Employees who enjoy benefits over and above their salaries are said to receive benefits in kind. This includes company cars used for private purposes, including as a means of commuting.
Company car tax is then paid by the employees via salary sacrifice — i.e. the tax is deducted by the company from the employees’ wages.
This tax is calculated on the car’s value, the type of fuel it uses and its CO2 emissions. A petrol car emitting 100 g/km emissions pays 25% BiK. Despite the steady increase of BiK over the last ten years, the UK government has announced that BiK contributions will remain stable until April 2025.
It’s hoped that this suspension of BiK increases will lead to employees choosing electric cars over their petrol and diesel counterparts, moving towards the 2030 ban on selling all petrol and diesel cars in the UK.
5. New number plates released
Number plates for newly manufactured vehicles change biannually, once on the 1st of March and then again on the 1st of September.
This means that from March, new vehicles will be registered under the ‘23’ registration plate. September will see new cars registered under the ‘73’ registration plate.
6. Electric car owners will benefit from 0% Vehicle Excise Duty (VED) until 2025.
Electric car owners will continue to have the advantage of 0% VED (Vehicle Excise Duty, otherwise known as “road tax”) for a further two years.
From April 2025, however, the Driver and Vehicle Licensing Agency’s (DLVA) new driving laws will mean that electric cars registered before the 1st of April 2017 will have to start paying Vehicle Excise Duty.
Those electric vehicles registered after April 2025 will remain in the lowest tax bracket for the first year, which amounts to £10. After this date, they’ll move up to the standard annual rate, currently paid by petrol and diesel cars (£165 at the time of writing).
According to gov.uk, The Expensive Car Supplement (ECS) exemption for electric vehicles is also due to end in 2025. Zero emission cars, with a list price of £40,000 or more, registered on or after the 1st of April 2025, will be required to pay this ECS.
Fueled vehicles and hybrids will also no longer qualify for the £10 discount on their VED.
7. Heavy goods vehicles (HGV) levy to be reinstated in August 2023
The pandemic saw the suspension of the HGV levy until July 2023. This levy applies to all heavy goods vehicles weighing more than 12 tonnes and is charged for the wear and tear on the roads.
As of August 2023, however, the levy will be reinstated, and freight companies will once more be responsible for paying the HGV charge.
8. Scotland’s ban on pavement parking expected to come into effect from 2023
The introduction of Scotland’s 2019 ban on parking on pavements and dropped kerbs was stalled by the COVID-19 pandemic.
Pending a final announcement, 2023 may be the year the ban finally comes into force.
Can you still use hands-free while driving?
One of the biggest concerns for motorists will no doubt be any changes around using their phones while driving.
In 2023, it remains entirely illegal to hold or use your phone, sat nav, tablet or any other device that can send or receive data while driving a car or riding a motorcycle.
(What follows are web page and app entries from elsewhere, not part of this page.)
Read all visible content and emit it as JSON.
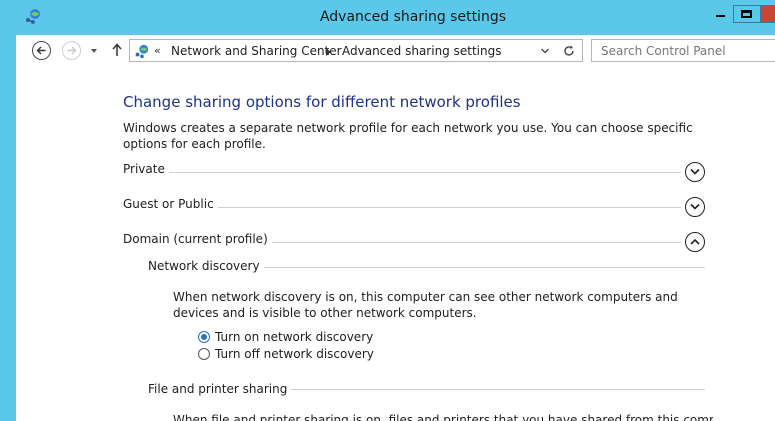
{
  "window": {
    "title": "Advanced sharing settings",
    "accent": "#5bc8ea",
    "app_icon": "network-sharing-icon",
    "controls": [
      "minimize-icon",
      "maximize-icon",
      "close-icon"
    ]
  },
  "address_bar": {
    "back_icon": "arrow-left-icon",
    "forward_icon": "arrow-right-icon",
    "recent_icon": "chevron-down-icon",
    "up_icon": "arrow-up-icon",
    "overflow": "«",
    "breadcrumbs": [
      "Network and Sharing Center",
      "Advanced sharing settings"
    ],
    "refresh_icon": "refresh-icon",
    "search_placeholder": "Search Control Panel"
  },
  "main": {
    "title": "Change sharing options for different network profiles",
    "title_color": "#1e3287",
    "intro": "Windows creates a separate network profile for each network you use. You can choose specific options for each profile.",
    "profiles": [
      {
        "label": "Private",
        "expanded": false
      },
      {
        "label": "Guest or Public",
        "expanded": false
      },
      {
        "label": "Domain (current profile)",
        "expanded": true
      }
    ],
    "sections": [
      {
        "title": "Network discovery",
        "description": "When network discovery is on, this computer can see other network computers and devices and is visible to other network computers.",
        "options": [
          {
            "label": "Turn on network discovery",
            "selected": true
          },
          {
            "label": "Turn off network discovery",
            "selected": false
          }
        ]
      },
      {
        "title": "File and printer sharing",
        "description": "When file and printer sharing is on, files and printers that you have shared from this computer can"
      }
    ]
  }
}
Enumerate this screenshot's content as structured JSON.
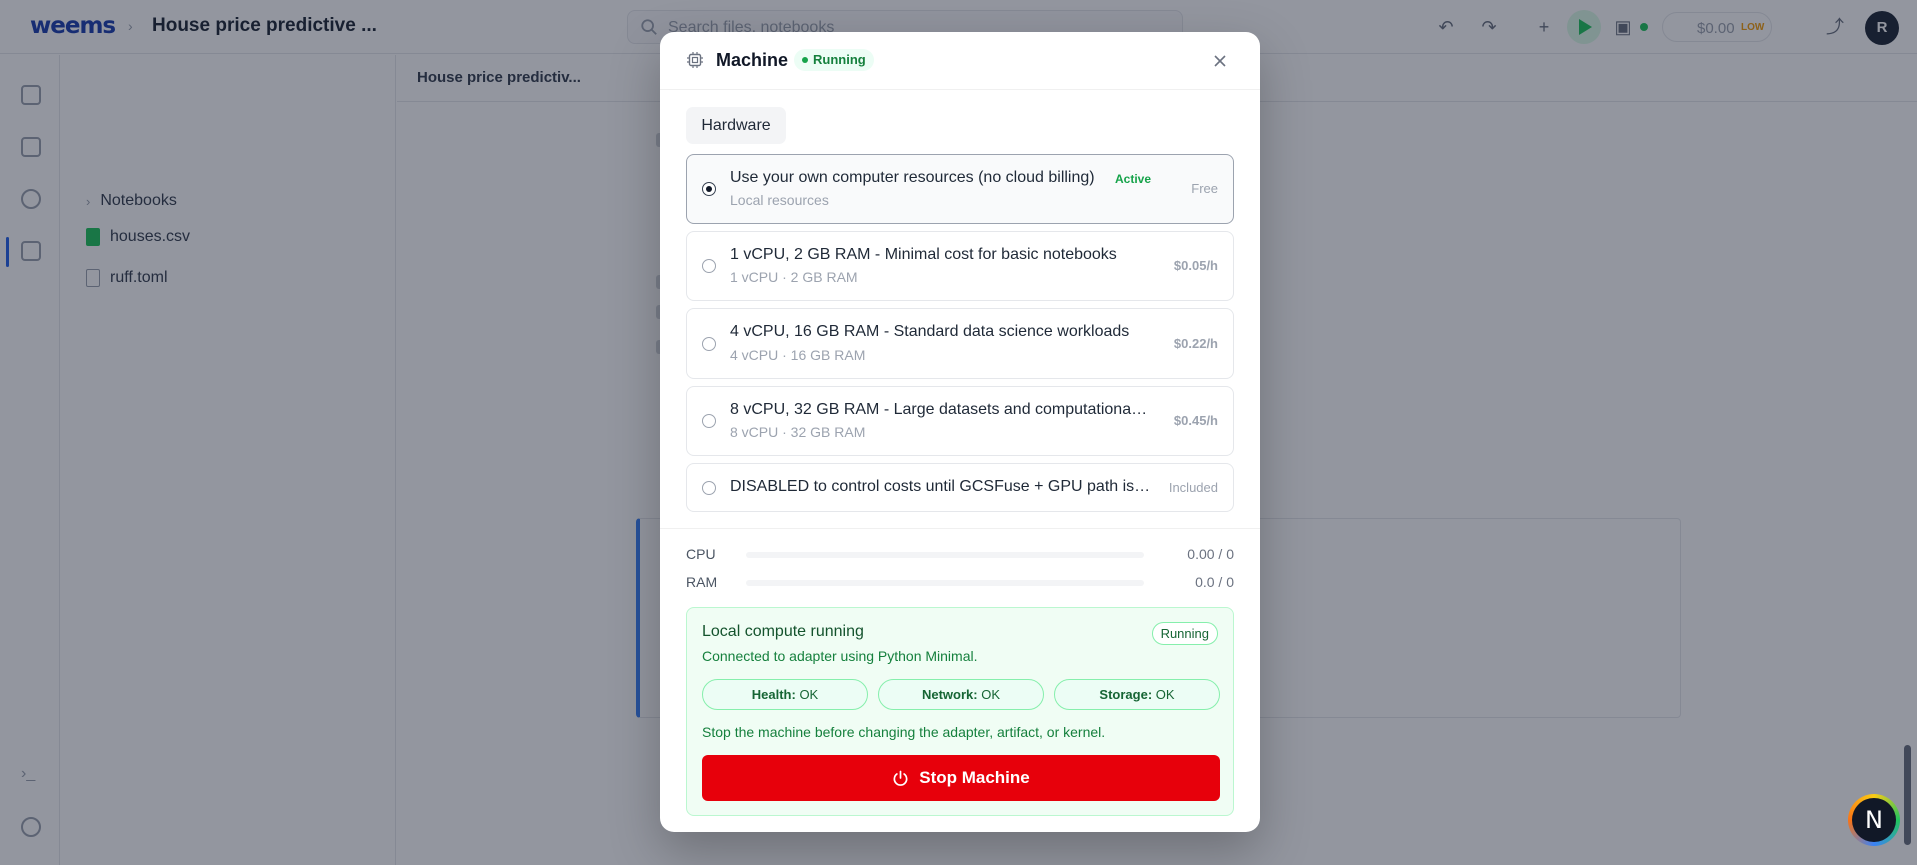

Resist the temptation to use your device even if stopped at traffic lights, queuing in traffic, or supervising a learner driver.
Motorists caught holding their devices while driving can face a £200 fine and six penalty points on their license. According to gov.uk, the only exception to using your phone in your car or motorbike is if you’re safely parked, making a contactless payment at a drive-through, or need to call 999 or 112 in an emergency.
Hands-free access is allowed, however, such as those operating with voice command, a Bluetooth headset, a windscreen mount, or built-in sat navs.
Keeping on the right side of this new legislation will help you avoid fines and penalty points and, most importantly, keep you and your fellow road users safe.
If you have more questions about the new driving laws, you can view the official 2023 version of The Highway Code here.